                        That's the two biggest purchases you'll need for the machine shop. So WELL DONE on that. But you are far from finished. There's still the other "supporting cast" to build up around these two leaders. But the big part is done.

                        Looking forward to you figuring out how to post pictures into your member's album and then link them to the posts.
                        Chilliwack BC, Canada


                        • #13
                          Originally posted by BCRider View Post
                          ... But you are far from finished. ...
                          Yeah, no kidding on that. I'm already considering a T&C grinder.

                          That brings up a question though, Let's take the Millrite for example, at what point would you consider yourself "Fully tooled" for such a machine? Does "Fully tooled" ever really exist?


                          • #14
                            Originally posted by TMo View Post
                            Does "Fully tooled" ever really exist?
                            The short answer is of course, "No"

                            At some point you have most of what you need to do the sort of work you like to do, but there seems to always be some additional do-dad that will make your work easier, better, faster, [fill in the blank], that you do not yet own and thus want to buy, or build. If you are doing this as a hobby, that's part of the fun, really.


                            • #15
                              Originally posted by TMo View Post
                              Does "Fully tooled" ever really exist?
                              Sure, it's one of the five stages of being tooled.

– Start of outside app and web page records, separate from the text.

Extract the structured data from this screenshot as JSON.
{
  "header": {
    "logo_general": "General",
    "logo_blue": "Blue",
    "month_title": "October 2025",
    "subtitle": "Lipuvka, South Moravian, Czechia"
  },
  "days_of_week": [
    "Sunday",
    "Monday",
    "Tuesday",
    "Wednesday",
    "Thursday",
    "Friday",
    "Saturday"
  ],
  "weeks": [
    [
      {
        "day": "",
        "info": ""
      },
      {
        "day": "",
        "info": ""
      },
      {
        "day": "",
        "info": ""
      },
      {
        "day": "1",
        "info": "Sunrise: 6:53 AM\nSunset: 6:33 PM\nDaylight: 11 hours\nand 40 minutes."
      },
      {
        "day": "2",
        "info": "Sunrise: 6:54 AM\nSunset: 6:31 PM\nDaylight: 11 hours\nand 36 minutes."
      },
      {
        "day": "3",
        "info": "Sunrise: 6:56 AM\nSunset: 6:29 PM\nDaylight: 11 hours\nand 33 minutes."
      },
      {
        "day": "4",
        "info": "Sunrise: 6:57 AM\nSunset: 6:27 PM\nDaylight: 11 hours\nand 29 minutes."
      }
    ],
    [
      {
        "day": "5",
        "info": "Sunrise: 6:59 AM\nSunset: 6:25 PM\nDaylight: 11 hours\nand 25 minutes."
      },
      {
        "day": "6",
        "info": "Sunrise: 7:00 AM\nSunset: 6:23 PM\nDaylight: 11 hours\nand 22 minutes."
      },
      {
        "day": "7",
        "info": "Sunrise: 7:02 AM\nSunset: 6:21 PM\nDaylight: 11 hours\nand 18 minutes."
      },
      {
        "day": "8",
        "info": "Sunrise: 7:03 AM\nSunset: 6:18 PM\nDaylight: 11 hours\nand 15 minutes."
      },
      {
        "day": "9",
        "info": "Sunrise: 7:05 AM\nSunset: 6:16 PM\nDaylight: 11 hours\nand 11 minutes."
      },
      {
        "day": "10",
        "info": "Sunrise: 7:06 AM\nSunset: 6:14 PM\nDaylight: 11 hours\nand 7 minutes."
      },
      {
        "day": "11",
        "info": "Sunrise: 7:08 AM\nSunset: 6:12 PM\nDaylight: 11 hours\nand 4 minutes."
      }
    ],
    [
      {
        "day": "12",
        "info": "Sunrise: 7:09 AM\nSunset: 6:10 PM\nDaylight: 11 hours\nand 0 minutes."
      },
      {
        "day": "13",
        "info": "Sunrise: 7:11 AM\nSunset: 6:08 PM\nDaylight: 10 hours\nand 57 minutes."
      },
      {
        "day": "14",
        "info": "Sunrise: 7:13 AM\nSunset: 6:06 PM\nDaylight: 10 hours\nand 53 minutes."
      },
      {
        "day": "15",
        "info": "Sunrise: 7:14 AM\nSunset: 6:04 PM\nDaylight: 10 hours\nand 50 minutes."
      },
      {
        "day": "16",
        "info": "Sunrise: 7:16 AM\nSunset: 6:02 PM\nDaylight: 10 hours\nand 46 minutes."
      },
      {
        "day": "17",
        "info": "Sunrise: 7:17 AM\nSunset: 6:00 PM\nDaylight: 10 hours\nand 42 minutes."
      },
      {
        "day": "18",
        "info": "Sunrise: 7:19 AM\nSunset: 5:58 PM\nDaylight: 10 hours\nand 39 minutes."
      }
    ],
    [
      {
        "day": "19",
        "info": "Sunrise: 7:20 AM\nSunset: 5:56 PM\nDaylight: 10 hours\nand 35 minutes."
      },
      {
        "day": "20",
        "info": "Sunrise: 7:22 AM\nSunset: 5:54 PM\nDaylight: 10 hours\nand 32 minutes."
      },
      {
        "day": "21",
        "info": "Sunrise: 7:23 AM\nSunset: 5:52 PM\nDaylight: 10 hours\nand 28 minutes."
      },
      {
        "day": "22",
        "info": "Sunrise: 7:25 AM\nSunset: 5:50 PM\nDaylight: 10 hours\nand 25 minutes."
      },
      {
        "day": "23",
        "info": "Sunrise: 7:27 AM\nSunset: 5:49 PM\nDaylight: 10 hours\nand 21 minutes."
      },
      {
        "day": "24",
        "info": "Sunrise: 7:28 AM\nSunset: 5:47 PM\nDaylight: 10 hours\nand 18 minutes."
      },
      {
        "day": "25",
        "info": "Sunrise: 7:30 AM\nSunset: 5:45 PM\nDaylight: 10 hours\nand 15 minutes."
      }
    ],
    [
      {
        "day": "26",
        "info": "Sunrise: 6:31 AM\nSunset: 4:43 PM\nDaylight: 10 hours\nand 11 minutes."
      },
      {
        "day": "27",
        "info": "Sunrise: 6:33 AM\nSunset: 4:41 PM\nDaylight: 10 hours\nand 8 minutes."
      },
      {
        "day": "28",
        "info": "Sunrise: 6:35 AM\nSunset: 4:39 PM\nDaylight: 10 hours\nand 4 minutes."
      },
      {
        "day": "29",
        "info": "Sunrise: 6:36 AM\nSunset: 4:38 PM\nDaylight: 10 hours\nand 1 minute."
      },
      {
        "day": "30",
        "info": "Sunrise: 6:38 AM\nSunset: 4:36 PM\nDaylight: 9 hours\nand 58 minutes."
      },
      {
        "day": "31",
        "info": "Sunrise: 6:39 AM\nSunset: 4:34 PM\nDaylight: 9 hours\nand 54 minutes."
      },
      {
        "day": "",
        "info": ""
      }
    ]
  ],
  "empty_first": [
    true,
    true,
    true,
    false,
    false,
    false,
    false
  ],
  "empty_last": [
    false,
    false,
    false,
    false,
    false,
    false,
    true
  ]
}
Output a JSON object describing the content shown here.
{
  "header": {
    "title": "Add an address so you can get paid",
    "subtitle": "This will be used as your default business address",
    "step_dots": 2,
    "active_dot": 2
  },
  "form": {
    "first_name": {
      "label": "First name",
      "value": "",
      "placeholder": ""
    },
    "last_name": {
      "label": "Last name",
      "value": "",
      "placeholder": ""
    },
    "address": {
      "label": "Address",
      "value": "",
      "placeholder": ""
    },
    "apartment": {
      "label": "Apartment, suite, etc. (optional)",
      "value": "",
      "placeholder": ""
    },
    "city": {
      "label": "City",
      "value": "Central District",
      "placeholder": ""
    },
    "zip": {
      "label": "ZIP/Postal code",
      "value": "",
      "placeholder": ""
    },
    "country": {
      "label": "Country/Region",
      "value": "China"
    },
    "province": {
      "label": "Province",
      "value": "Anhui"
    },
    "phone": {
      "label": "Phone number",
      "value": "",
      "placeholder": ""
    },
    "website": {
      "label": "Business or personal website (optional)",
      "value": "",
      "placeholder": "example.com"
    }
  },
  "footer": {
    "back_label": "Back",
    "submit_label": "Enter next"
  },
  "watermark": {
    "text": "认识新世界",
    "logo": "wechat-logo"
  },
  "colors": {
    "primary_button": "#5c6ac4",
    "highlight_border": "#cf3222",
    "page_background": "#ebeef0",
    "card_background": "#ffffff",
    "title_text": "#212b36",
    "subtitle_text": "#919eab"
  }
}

                              Screwed tooled: This is how it starts. You have a machine with zero tooling. All you can do is turn it on and watch it spin.
                              Dis-functionally Tooled: You have enough tooling to machine part of a project, but not enough to be able to complete it.
                              Functionally Tooled: Though you may not be able to machine your project in the most efficient manner, you will be able to complete it.
                              Adequately Tooled: Not only can you complete your project, you can do it quickly and efficiently.
                              Fully Tooled: There is no longer enough room for you to enter your workshop.
                              Location: Long Island, N.Y.